- What to work on: Each line below that contains the word "Поиск" is to be counted; give only the final number.

- Provided records:
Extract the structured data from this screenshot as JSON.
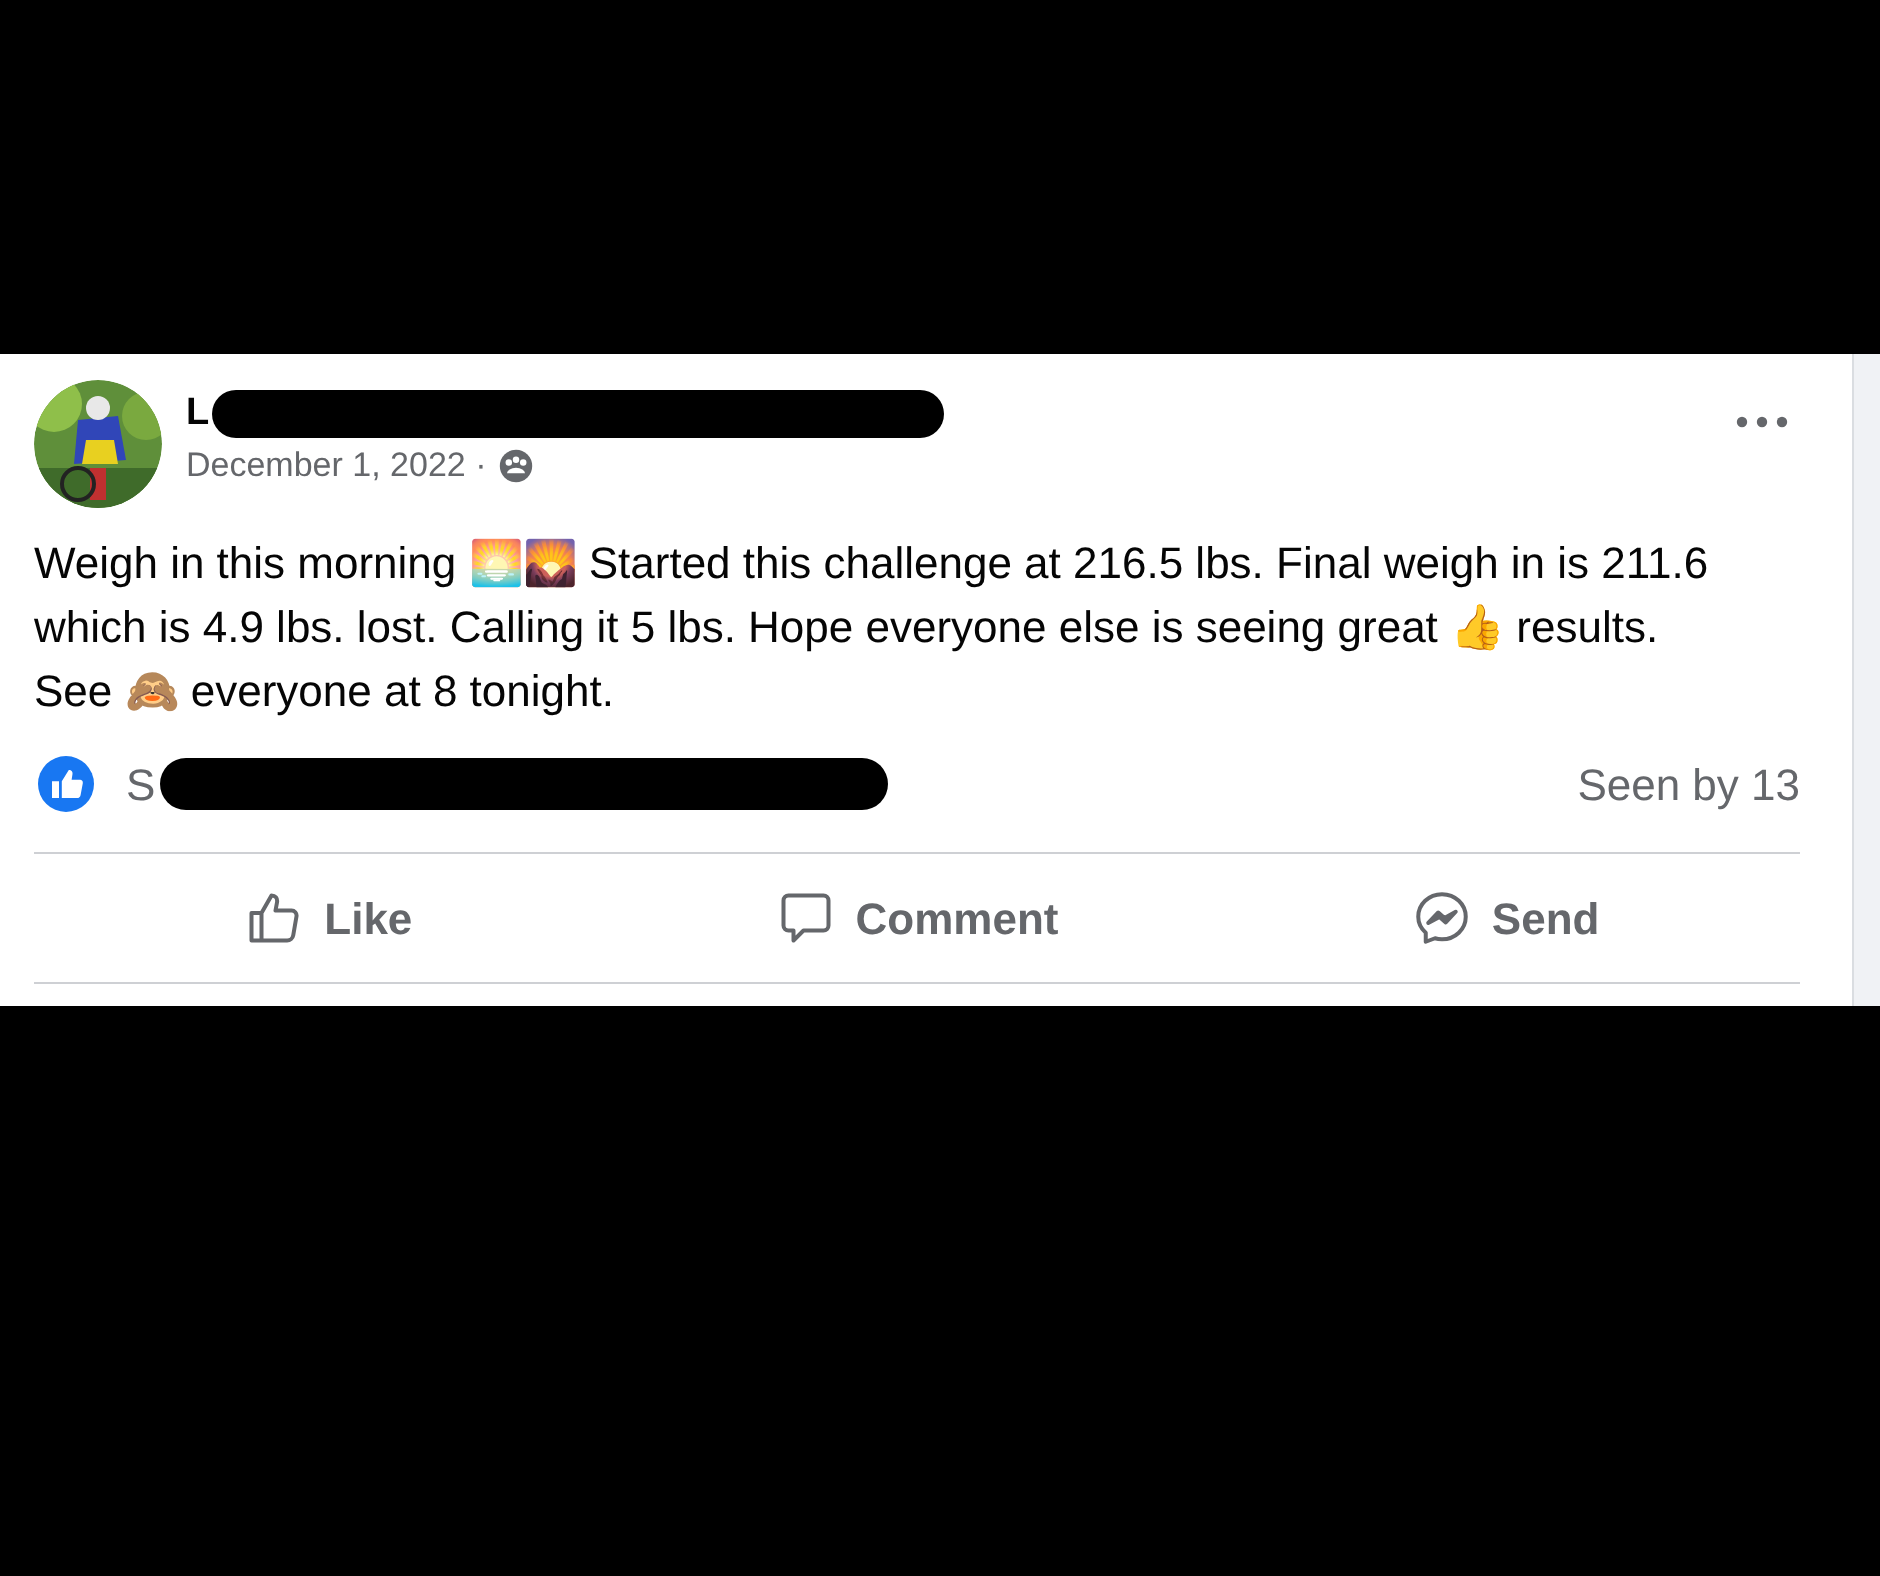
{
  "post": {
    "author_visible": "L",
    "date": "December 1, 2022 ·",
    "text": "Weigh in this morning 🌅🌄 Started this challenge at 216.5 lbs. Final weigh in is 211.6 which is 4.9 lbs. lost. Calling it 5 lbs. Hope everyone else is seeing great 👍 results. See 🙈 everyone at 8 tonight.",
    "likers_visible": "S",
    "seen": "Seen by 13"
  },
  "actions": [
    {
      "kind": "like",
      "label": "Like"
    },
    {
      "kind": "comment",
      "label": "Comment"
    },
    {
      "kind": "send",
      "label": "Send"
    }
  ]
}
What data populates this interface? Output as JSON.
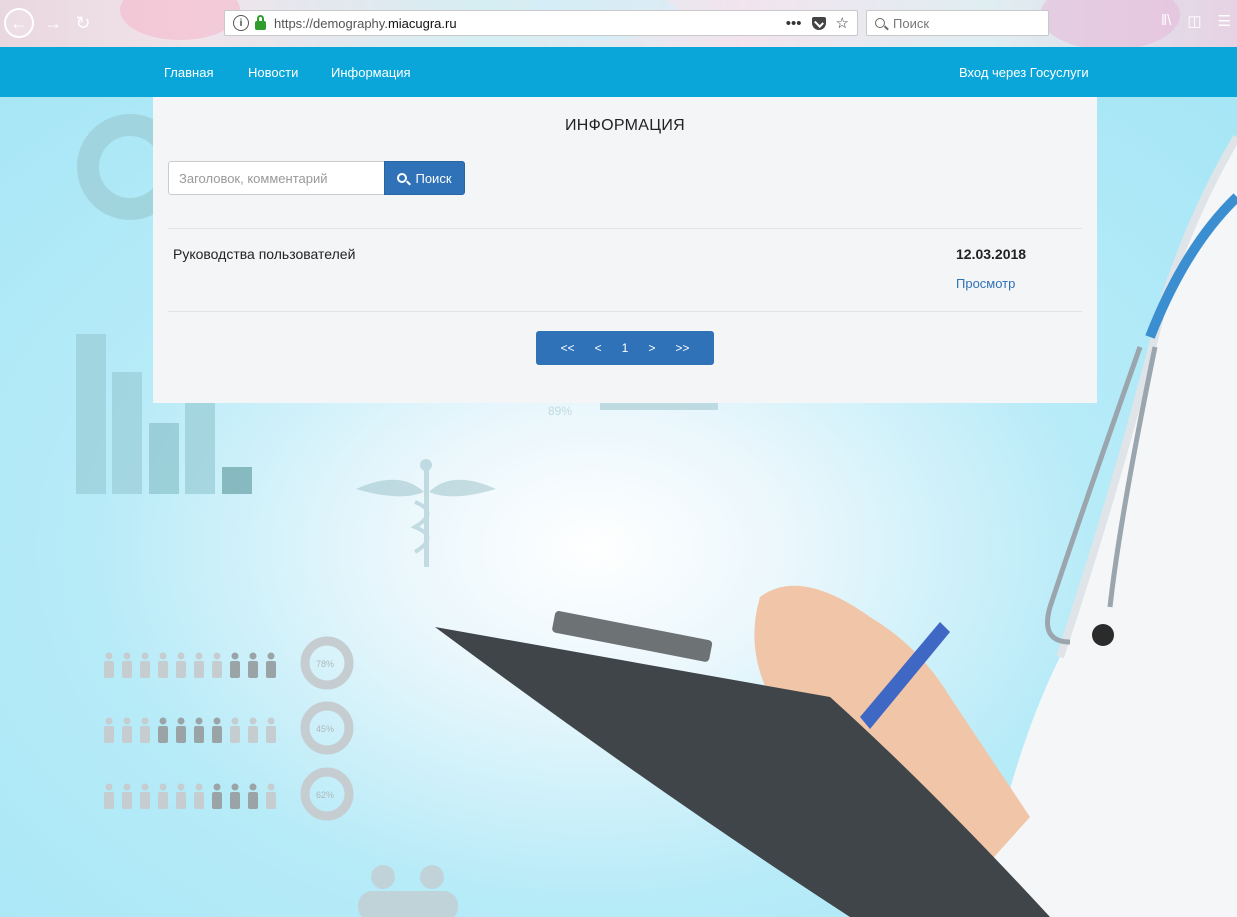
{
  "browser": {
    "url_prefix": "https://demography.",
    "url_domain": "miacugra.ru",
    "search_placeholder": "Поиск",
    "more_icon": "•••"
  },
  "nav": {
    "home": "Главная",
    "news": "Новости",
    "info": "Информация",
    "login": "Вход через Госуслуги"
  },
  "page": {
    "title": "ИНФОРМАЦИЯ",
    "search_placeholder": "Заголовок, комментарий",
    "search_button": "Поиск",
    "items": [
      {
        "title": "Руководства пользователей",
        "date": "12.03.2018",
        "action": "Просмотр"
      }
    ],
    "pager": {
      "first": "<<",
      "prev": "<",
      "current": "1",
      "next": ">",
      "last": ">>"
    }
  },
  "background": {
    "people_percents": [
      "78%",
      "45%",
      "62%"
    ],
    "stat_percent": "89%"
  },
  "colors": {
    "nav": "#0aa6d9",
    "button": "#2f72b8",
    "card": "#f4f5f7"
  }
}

- Exercise solution: 2